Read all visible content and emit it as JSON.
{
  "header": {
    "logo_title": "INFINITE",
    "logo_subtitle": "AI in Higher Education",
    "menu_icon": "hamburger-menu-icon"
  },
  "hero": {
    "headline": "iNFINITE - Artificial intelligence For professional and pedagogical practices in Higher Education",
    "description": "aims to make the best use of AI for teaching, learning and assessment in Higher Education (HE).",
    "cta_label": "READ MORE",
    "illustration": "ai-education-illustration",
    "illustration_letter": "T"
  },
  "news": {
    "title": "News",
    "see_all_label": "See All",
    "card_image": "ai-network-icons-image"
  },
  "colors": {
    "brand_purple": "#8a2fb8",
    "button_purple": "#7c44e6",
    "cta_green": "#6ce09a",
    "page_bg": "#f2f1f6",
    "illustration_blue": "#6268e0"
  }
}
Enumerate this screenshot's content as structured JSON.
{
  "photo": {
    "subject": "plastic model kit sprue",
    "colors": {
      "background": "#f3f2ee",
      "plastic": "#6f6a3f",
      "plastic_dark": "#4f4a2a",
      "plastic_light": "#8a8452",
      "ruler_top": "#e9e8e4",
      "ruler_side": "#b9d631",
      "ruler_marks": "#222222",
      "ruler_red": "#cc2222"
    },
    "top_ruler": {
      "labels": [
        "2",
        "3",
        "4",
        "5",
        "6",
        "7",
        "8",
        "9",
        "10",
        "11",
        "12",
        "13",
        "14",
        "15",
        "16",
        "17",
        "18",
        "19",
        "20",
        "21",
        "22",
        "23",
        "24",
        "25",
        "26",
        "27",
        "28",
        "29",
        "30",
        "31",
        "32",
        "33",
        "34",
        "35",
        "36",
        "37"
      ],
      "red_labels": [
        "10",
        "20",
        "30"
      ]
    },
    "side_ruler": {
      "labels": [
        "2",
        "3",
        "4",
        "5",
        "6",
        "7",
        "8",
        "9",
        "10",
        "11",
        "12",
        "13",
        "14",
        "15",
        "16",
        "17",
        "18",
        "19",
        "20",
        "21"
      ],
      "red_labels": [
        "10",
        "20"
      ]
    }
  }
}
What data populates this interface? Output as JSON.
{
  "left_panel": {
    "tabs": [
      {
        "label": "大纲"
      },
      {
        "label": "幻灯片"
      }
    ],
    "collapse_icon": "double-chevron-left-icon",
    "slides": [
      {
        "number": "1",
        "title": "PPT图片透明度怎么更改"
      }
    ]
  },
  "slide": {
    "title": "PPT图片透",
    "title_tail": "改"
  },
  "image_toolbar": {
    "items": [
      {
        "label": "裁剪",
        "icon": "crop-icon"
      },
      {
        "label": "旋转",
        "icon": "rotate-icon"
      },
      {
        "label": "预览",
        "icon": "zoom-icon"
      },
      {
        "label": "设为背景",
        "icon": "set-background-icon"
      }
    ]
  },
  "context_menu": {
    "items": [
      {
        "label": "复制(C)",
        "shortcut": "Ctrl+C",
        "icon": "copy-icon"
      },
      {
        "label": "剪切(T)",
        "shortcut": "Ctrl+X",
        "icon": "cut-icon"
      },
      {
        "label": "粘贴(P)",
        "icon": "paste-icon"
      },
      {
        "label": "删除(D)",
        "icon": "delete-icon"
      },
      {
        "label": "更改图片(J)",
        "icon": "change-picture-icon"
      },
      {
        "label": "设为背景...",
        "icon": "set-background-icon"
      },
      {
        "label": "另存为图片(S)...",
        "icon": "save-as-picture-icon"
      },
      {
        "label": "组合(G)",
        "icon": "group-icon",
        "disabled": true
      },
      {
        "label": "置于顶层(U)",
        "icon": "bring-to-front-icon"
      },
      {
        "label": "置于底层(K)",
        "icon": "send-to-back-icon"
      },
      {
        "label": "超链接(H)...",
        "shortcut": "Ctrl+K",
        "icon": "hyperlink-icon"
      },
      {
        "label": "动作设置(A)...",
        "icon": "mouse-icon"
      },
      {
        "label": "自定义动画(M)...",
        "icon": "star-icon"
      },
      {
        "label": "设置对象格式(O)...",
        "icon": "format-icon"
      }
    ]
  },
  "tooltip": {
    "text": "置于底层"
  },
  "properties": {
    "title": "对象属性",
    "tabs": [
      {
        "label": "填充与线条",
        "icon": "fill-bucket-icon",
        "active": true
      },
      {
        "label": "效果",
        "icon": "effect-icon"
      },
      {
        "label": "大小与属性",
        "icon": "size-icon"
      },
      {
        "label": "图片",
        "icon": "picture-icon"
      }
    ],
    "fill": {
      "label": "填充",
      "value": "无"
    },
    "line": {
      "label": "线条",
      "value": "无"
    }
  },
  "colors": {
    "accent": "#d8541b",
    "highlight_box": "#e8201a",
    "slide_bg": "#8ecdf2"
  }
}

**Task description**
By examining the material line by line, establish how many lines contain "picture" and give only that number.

**Answer**
3